Presentation Time: 1:30 PM-5:30 PM


ROBERTS, Andrew1, DRIPPS, Weston R.2, ANDERSEN, C. Brannon2 and LEWIS, Greg3, (1)Earth and Environmental Sciences, Furman University, 3300 Poinsett Highway, Greenville, SC 29613, (2)Department of Earth and Environmental Sciences, Furman University, 3300 Poinsett Highway, Greenville, SC 29613, (3)Department of Biology, Furman Univ, 3300 Poinsett Highway, Greenville, SC 29613,

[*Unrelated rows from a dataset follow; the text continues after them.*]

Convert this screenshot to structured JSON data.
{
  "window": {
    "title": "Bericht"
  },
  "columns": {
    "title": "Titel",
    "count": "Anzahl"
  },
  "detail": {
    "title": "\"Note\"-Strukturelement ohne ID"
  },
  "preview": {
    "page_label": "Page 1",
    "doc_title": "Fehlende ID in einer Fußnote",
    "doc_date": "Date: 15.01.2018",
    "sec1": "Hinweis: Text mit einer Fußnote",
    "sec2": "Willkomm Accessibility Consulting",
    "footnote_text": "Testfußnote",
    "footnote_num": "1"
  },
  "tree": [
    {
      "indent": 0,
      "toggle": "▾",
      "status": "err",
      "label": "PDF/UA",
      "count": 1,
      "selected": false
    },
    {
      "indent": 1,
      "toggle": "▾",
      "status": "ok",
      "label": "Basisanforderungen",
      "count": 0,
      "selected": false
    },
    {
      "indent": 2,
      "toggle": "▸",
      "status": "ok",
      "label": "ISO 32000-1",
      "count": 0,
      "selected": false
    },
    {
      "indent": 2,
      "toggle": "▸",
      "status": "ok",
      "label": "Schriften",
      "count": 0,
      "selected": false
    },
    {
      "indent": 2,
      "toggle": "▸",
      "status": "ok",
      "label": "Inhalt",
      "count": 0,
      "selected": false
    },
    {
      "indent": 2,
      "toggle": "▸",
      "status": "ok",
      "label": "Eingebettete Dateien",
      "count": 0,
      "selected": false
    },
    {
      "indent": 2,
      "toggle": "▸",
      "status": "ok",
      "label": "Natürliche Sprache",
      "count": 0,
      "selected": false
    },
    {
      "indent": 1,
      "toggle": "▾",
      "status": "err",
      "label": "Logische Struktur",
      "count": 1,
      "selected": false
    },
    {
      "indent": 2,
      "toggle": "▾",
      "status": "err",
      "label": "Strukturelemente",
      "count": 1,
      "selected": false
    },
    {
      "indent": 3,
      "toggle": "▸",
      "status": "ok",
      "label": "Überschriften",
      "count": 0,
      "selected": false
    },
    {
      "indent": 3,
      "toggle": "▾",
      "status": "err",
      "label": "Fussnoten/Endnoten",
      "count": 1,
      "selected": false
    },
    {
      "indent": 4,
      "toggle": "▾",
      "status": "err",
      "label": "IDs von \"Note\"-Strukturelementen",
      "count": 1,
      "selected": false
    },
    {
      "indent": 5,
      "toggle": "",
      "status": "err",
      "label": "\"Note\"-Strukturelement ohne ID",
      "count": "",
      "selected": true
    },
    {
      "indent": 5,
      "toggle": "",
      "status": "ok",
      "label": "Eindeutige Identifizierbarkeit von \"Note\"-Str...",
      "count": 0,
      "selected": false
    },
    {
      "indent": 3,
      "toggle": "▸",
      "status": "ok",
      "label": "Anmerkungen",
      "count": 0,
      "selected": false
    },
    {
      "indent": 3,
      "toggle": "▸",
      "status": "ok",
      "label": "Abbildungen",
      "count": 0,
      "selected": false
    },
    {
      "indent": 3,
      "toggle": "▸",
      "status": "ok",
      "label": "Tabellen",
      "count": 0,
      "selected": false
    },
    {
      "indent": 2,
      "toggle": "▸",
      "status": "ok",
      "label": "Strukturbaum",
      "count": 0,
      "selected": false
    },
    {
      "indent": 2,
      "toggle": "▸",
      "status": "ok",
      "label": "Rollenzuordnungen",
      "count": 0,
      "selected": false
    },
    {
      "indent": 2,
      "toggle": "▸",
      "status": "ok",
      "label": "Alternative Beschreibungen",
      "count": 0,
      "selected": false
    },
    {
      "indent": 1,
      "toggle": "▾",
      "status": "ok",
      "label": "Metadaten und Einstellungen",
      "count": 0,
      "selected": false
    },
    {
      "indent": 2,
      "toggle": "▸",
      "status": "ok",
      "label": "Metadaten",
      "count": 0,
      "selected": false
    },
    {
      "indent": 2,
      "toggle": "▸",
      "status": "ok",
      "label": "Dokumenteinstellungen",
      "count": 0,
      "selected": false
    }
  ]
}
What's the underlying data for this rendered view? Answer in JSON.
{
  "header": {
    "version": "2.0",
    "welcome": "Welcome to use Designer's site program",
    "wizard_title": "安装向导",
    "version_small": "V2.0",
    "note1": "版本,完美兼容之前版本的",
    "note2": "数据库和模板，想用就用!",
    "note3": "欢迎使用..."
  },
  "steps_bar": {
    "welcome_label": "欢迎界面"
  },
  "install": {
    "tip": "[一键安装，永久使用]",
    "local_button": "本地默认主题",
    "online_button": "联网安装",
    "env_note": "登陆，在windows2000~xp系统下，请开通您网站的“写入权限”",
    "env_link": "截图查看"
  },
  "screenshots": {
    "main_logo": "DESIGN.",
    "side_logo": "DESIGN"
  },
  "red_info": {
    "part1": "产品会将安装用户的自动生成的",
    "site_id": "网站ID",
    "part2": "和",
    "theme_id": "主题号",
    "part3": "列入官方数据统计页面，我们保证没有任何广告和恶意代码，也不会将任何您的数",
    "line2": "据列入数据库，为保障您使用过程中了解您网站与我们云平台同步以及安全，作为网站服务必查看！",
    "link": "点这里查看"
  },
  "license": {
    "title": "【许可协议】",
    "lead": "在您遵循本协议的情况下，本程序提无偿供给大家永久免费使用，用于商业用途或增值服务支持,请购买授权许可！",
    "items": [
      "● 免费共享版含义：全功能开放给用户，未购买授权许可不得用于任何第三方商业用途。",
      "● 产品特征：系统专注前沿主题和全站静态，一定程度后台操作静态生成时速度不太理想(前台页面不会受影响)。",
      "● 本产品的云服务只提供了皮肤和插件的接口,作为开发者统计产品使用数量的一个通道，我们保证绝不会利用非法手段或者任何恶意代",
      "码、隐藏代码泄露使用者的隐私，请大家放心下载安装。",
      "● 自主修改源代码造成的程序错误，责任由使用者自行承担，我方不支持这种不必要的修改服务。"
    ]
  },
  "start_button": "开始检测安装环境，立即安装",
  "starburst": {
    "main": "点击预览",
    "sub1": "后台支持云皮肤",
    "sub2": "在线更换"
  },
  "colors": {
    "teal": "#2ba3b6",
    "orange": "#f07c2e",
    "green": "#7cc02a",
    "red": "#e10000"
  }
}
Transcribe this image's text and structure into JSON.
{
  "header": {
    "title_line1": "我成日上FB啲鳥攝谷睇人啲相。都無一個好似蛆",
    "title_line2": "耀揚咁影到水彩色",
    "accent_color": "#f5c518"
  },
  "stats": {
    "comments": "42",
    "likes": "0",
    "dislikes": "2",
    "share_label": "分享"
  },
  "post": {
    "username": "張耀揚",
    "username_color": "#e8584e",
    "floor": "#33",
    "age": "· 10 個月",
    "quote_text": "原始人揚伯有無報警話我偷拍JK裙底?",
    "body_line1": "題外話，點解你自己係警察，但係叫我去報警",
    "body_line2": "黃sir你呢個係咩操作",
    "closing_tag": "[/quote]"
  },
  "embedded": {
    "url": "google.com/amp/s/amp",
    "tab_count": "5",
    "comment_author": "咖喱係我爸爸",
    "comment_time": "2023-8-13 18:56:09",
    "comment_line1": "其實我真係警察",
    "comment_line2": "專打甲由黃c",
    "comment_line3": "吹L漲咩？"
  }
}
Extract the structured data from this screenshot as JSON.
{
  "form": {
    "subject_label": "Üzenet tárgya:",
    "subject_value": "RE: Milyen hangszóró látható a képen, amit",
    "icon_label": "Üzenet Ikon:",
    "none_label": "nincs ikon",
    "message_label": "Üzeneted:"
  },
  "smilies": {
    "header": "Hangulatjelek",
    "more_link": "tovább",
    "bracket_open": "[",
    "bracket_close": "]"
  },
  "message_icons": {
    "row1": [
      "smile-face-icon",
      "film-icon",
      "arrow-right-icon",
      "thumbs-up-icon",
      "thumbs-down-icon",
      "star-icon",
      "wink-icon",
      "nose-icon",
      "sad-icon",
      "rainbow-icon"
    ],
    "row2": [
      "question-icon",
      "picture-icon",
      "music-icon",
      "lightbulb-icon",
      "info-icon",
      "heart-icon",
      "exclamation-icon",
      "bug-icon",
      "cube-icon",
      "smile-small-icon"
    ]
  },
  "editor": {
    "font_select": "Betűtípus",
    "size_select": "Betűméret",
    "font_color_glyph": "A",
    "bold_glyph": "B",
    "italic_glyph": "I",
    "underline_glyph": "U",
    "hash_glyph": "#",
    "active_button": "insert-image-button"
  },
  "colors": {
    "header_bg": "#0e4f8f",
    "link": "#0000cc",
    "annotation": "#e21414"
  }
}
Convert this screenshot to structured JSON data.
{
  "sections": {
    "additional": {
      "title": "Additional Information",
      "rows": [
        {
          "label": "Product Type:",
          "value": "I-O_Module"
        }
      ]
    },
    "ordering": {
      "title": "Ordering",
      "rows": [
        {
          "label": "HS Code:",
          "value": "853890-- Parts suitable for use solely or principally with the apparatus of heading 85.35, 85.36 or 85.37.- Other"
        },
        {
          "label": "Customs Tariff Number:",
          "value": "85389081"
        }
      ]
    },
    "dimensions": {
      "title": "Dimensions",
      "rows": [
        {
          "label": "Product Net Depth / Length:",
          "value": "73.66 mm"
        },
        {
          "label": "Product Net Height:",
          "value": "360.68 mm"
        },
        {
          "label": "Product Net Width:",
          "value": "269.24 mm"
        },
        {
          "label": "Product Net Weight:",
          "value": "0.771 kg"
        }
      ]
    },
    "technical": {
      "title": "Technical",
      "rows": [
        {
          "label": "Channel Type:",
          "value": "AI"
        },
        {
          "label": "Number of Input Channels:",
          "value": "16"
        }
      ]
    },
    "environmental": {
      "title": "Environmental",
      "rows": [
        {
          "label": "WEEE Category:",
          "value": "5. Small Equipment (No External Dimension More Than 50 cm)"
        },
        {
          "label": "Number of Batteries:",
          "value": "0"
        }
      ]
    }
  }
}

High levels of nitrate (>10 mg/L) have been observed in urban streams of the Upper Piedmont region near Greenville, South Carolina. The purpose of this study was to quantify the different potential contributors of nitrate to four urban streams in the Rocky and Brushy Creek watersheds of the Enoree River Basin (BY18, BY25, RC15, and RC27). Multiple stream water and ground water samples were collected from each of the four sites as well as precipitation, throughfall, dry deposition, and storm water runoff samples from locations in the nearby Reedy River watershed. Samples were analyzed for major cations, anions, total dissolved nitrogen, and dissolved organic carbon, with a particular focus on nitrate concentrations. Nitrate concentrations at RC15 and BY18 were relatively high (8.05 and 11.98 mg/L nitrate, respectively). At these two streams, nitrate levels in ground water samples adjacent to the headwaters were found to be similar to those observed in the stream itself (8.8 – 10 mg/L), suggesting that ground water influx may be one of the primary pathways for the observed elevated nitrate levels in these streams. The nitrate concentrations at the headwaters of RC27 and BY25 were considerably lower (2.72 and 4.35 mg/L nitrate), but increased downstream up to 7.59 and 7.19 mg/L nitrate, respectively. Ground water samples collected adjacent to these two streams had relatively low nitrate levels (0.09 – 3.90 mg/L), suggesting that surface runoff may be the primary nitrate pathway. Nitrate levels in precipitation samples were very low with a mean concentration of 0.7 mg/L. In contrast to bulk precipitation, the nitrate levels were noticeably higher in throughfall samples (2.5 – 13.06 mg/L) and runoff samples from impervious surfaces (e.g., parking lots, driveways, rooftops) (4.5 – 8 mg/L). The results suggest that flushing of dry atmospheric deposition, particularly from impervious surfaces, directly into the stream and into the underlying ground water system is likely responsible for the observed high nitrate levels in these urban watersheds.